 “Somebody who’d like to meet you,” she said, “And I think you’ll be very interested in what he has to say.”
 “Ethan LaSalette,” the man offered a handshake. I felt the hard calluses, saw now that he was about Faye’s age.  Even in the hazy light of the streetlights I could see that he had dark eyes and dark hair, a full and friendly-looking face.
“I’ve known your mother-in-law since we were kids,” he said. “Look, it’s cold out here. And I don’t want to keep you from your family. But I wanted to connect with you. I think we can help each other out.”
 His breath made a luminous vapor in the lamplight. The sounds of voices came from the front of the nearby church, along with a variety of footfalls--winter boots, high heels, dress shoes--on the stone steps.
“I saw your local history column in the paper, the City Bridge,” he went on. “I read what you wrote about looking for traces of a woman named Marie Dubois; about trying to find a granite statue she had posed for back in the 1920s.”
I had just begun the weekly column the month before. It was hard to believe that the one-sentence query at the end of what had been only my second column had already stirred up interest.
 “Like I wrote,” I said, nodding, feeling my heartbeat kick up a notch. “She’s only a name in somebody’s diary, a few sentences. But I’d love to know who she was, what might have happened to her.”
Ethan nodded back at me. 
     I could see that Faye was grinning, even as she hugged herself against the cold.
  “A woman named Marie Dubois was my mother’s cousin,” Ethan said. “Marie disappeared when she--Marie, I mean--was a young woman. And my mother was haunted for decades by… not knowing what ever became of her. And I’d like to know more about her, too. I can tell you some things. Maybe you know some things that I don’t. Let’s get together soon. But someplace warm, that’s not the church steps on Christmas Eve.”

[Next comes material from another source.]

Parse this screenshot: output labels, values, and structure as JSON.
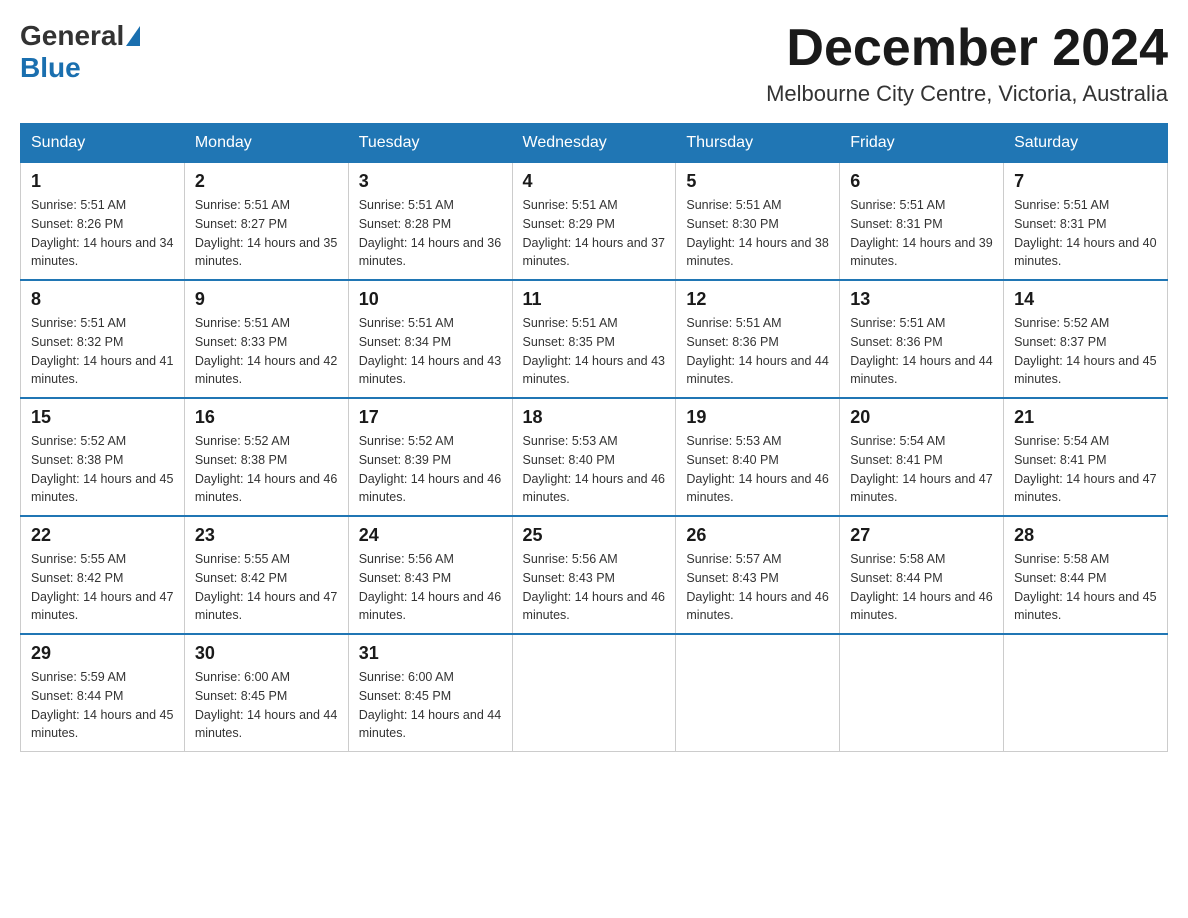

 “Yes,” I said, thinking, if this is the same Marie Dubois, then here it is, the first gift of this Christmas.

(excerpt from BLUE SONG, FAR SHIMMER, by Kevin Macneil Brown, Liminal Editions, 2017)




 The book is available in print and kindle editions at amazon.com: